The Deutsches Technik Museum website explains- “At the end of the 1870s, Gustav Lilienthal was able to combine his enthusiasm for architecture, technology and art into a single invention - the first stone building block kit. The kit contained stones made of quartz sand, chalk, linseed oil and color pigments. They came in three colors that stand for bricks (red), sandstone (yellow) and slate (blue). 

Children could build castles, buildings, towers and bridges by following finely designed assembly instructions. Nothing but their own weight held the stones together. The children coincidentally learned the architectural language of form and the basic principles of statics as they assembled the building blocks. Kits to supplement the basic set were also available. The boxes had passwords. For example, the password for Basic Kit 9 of the roof tile series was “Erpel”. A dealer was thus able to locate all matching supplementary kits - in this case the “Herne” kit with the number 9A. 

Gustav and his brother, the aviation pioneer Otto Lilienthal, tried to market the kits in Berlin without success. They then sold their invention to the businessman Friedrich Adolf Richter. Despite the contractual condition that “they cease manufacturing any such kits”, Gustav Lilienthal produced new kits in other countries. This led to a lawsuit. Richter won. The legal costs and penalties were settled by handing over the production facility and distribution network. The building blocks marketed by Richter as “Anchor Stones” achieved worldwide fame.”  

Paper covers. 8.25”x5”, x pages plus 18 color plates. Some soil, scattered wear.  $60


Thursday, December 2, 2021

play that funky music -

M.J. Paillard Music Boxes Victorian Folding Diecut Trade Card.

An exceptionally lovely folding trade card for M.J. Paillard & Co. of New York, “Manufacturers and Importers of Musical Boxes”. The lid of the diecut box-shaped card lifts to reveal the inner workings of the box and its “playlist”. The lid was lifted once too often and is now detached, much like so many actual 19th century music box lids after a few too many sherries and a round of rambunctious parlor games. 

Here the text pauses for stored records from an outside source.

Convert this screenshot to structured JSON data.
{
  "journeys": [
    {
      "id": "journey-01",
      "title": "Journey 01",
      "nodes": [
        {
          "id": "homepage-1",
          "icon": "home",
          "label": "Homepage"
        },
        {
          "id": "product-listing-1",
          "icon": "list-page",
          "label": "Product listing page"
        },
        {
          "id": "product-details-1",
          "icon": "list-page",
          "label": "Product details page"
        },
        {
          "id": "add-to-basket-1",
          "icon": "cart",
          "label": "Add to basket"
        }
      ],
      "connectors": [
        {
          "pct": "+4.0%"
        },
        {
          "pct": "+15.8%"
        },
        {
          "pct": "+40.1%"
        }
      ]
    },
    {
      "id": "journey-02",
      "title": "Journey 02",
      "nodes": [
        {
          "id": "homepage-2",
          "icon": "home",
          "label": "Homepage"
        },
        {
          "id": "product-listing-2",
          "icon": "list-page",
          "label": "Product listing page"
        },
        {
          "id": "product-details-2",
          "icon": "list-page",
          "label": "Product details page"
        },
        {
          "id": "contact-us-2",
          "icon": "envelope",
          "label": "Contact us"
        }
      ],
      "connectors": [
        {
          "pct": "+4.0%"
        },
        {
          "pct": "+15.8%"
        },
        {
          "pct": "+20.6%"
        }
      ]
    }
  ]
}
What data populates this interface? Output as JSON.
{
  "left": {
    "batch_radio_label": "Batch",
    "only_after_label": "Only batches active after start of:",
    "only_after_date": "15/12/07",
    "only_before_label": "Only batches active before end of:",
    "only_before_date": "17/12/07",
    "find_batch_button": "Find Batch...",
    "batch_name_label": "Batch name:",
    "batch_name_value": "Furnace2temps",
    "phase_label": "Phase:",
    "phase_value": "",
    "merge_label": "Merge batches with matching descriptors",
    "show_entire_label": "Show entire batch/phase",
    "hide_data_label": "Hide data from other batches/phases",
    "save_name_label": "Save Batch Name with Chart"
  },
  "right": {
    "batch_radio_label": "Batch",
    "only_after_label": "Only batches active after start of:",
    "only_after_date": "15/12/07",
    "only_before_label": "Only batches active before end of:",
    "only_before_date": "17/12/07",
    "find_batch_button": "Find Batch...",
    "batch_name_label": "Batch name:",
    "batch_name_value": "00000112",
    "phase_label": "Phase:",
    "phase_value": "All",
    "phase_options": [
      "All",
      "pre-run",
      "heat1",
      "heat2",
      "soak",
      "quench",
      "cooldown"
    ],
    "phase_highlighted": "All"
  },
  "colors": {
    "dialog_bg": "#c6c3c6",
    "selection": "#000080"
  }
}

Folded card. About 6”x4”. Minor soil, light wear. Hinge cleanly split so the card is now in two parts. Removed from an album, with glue points on the blank back.  $125